**Assignment**
The answer must consist of every line in the records that contains the word "events".

**Material provided**
▬▬▬
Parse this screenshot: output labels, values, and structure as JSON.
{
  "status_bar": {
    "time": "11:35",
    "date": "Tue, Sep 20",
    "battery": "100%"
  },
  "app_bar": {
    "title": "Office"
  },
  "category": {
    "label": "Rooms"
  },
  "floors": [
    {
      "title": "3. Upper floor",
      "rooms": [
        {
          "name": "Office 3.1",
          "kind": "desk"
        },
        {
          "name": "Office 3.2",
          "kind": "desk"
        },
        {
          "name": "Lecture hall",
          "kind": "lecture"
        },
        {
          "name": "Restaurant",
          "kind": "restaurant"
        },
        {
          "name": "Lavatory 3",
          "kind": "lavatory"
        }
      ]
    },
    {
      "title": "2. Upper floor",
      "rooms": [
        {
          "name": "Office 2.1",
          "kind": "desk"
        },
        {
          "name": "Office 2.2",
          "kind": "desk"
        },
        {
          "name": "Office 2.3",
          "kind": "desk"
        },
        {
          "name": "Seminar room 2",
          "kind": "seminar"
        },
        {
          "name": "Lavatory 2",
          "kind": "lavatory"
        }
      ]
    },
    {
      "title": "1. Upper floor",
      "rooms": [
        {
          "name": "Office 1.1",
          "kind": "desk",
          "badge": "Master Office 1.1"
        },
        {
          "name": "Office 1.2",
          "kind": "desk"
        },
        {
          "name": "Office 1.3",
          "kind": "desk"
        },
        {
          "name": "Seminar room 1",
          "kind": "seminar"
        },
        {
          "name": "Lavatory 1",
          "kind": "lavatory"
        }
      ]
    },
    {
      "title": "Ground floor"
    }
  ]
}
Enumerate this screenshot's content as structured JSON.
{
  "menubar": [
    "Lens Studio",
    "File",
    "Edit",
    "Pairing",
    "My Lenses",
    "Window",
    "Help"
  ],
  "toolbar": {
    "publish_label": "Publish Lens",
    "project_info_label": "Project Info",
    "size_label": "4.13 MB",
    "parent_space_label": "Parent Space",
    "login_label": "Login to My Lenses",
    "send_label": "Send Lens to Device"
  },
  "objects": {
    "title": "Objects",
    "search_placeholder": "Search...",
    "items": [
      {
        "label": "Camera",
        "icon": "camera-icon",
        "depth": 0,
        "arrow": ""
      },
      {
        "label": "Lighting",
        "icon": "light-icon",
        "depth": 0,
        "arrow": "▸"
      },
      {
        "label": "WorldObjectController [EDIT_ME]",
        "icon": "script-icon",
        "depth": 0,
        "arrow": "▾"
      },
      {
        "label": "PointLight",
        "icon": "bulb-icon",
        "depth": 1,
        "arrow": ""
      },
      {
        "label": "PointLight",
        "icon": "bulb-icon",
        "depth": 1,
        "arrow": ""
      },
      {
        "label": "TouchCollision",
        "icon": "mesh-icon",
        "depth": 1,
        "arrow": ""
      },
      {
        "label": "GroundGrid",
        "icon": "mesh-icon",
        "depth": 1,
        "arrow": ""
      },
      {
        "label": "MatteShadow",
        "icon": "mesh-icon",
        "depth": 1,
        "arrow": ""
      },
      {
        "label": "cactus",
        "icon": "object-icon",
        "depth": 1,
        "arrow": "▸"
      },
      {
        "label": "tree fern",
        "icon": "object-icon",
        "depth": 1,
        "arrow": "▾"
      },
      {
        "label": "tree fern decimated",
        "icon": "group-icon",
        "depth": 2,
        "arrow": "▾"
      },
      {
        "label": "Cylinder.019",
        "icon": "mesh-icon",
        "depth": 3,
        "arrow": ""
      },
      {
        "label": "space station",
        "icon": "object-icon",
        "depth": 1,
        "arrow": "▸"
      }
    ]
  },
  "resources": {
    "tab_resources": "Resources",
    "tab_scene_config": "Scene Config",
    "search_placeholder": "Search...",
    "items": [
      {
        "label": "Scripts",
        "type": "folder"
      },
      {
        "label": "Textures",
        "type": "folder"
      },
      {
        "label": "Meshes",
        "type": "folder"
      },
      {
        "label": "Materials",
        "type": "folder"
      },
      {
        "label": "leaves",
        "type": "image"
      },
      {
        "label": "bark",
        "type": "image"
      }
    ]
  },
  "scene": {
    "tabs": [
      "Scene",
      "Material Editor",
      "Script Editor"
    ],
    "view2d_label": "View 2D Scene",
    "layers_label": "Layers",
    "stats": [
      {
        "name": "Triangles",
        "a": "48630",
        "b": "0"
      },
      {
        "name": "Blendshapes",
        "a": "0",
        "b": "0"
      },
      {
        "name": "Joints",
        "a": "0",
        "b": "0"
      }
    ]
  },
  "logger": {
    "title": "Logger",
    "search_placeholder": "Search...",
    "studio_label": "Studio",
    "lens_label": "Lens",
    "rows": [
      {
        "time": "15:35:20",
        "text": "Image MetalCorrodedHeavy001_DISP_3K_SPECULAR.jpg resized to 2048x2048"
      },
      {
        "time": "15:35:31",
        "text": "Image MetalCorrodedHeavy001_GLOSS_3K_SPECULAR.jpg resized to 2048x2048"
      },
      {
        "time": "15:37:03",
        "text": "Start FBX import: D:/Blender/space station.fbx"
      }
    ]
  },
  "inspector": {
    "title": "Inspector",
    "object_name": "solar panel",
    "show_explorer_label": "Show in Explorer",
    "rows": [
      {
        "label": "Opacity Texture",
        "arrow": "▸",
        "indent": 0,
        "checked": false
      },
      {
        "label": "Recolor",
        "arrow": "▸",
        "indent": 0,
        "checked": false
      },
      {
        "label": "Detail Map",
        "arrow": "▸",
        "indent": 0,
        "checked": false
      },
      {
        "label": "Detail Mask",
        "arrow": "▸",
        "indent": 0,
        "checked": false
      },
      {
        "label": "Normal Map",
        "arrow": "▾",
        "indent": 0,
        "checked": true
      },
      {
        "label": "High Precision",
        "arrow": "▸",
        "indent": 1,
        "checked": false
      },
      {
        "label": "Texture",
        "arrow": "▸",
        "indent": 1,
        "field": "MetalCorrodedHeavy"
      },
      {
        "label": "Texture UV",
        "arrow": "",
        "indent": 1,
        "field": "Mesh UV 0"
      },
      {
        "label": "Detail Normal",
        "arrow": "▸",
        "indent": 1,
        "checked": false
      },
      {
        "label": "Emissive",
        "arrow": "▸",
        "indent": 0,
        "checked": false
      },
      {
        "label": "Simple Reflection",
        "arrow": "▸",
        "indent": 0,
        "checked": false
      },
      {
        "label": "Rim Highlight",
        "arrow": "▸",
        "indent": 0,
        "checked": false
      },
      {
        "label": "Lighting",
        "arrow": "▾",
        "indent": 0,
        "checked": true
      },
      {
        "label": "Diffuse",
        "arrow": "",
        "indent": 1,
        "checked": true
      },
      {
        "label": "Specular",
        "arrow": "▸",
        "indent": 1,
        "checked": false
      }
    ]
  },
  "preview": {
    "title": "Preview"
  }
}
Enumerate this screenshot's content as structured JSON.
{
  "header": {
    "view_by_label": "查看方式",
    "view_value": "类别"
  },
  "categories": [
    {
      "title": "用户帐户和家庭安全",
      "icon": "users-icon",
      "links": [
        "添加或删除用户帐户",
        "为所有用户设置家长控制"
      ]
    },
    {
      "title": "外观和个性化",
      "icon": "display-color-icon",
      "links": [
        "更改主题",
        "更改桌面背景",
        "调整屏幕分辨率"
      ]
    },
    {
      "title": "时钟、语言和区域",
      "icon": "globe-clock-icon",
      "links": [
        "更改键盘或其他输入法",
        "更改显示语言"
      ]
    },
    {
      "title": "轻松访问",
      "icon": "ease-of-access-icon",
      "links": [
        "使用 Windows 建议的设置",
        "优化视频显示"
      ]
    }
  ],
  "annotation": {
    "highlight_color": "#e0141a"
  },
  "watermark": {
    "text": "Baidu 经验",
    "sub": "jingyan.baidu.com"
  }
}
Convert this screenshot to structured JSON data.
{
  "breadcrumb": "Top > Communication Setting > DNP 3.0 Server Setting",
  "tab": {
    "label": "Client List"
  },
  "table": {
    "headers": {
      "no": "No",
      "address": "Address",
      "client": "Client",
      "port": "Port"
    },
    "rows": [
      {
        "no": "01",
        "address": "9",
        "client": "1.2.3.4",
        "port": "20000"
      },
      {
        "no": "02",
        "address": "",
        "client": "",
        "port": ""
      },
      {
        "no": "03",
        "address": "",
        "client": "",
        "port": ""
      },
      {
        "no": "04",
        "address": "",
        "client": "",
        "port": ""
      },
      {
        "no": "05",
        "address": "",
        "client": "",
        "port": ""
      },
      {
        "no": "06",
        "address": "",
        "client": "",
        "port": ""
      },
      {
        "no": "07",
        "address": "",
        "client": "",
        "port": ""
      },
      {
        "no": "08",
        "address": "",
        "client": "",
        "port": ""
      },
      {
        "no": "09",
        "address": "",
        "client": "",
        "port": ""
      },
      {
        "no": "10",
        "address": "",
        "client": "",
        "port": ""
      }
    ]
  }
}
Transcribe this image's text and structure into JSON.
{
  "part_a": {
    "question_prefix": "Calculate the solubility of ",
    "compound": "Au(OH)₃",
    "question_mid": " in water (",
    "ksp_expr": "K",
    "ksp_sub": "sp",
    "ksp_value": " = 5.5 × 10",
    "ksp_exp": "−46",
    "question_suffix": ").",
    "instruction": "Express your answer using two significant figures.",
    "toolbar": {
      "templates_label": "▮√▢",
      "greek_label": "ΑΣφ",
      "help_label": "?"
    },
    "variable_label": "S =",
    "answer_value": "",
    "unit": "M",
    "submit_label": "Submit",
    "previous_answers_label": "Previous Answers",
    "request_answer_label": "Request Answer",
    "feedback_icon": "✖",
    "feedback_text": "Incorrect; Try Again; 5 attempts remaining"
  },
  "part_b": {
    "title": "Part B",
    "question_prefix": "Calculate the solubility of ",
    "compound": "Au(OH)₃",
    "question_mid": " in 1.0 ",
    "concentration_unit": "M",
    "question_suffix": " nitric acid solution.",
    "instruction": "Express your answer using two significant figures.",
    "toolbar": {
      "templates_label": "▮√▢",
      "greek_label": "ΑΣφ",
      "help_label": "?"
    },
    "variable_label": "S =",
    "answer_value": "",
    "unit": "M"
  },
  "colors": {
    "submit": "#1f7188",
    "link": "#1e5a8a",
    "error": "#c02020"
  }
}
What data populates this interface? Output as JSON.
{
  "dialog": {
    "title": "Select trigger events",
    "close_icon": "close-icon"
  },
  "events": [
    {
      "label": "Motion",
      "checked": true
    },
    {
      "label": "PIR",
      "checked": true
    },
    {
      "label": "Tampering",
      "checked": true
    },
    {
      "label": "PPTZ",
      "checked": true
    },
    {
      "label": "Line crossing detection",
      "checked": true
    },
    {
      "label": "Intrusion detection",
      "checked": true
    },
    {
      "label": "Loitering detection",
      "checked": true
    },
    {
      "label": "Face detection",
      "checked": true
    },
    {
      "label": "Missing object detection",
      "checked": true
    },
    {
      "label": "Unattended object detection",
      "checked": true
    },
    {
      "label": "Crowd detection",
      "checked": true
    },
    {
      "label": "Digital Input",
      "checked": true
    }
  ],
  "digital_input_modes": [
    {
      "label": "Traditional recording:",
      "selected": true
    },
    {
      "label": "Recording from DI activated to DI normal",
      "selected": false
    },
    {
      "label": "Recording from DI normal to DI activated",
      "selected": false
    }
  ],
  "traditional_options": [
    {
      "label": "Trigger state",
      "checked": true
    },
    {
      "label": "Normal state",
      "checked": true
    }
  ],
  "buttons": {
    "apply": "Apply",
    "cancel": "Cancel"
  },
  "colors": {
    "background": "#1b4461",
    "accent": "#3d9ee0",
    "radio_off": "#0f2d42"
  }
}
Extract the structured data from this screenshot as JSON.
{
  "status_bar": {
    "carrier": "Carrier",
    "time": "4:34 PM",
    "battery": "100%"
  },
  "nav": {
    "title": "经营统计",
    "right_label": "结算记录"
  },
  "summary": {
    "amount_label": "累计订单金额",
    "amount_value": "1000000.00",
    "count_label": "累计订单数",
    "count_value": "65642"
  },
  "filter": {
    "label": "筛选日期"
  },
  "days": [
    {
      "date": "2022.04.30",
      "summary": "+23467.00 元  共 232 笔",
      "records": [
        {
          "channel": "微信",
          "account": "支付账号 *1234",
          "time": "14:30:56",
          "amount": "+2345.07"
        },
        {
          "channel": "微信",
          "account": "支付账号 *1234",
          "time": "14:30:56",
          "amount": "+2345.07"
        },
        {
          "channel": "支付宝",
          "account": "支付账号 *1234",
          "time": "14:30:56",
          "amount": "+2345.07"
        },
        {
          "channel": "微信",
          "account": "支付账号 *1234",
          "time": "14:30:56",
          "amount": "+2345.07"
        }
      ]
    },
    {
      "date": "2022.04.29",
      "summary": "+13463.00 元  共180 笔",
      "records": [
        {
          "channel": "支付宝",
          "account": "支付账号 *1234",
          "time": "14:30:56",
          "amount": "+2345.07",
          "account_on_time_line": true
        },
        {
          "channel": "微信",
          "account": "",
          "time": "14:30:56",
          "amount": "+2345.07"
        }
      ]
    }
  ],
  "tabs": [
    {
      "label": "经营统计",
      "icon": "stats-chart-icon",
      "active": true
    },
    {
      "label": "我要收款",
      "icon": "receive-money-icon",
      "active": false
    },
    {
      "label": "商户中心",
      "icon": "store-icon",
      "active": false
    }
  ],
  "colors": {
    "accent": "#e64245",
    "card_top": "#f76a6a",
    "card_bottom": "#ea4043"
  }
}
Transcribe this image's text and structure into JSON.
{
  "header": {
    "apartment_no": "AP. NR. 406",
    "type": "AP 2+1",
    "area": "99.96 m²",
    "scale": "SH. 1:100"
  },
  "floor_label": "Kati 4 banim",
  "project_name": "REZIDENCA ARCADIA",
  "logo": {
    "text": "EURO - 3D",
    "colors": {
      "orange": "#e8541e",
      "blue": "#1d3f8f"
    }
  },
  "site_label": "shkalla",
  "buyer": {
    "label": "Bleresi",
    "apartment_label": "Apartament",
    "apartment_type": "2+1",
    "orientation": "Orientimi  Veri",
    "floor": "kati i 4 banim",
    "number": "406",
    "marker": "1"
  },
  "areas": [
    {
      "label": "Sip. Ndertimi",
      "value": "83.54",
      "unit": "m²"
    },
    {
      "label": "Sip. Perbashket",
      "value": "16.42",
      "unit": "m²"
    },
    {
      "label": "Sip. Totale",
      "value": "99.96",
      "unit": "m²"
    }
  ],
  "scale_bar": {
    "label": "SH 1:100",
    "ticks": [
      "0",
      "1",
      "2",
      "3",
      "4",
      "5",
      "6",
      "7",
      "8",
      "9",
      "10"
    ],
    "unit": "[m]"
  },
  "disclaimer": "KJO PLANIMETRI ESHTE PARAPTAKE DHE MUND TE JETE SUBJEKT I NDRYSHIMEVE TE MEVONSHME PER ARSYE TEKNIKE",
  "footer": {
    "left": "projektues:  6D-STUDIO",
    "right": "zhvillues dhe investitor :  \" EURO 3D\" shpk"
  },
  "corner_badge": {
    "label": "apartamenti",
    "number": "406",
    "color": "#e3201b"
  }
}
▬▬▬
**Solution**
    "title": "Select trigger events",
  "events": [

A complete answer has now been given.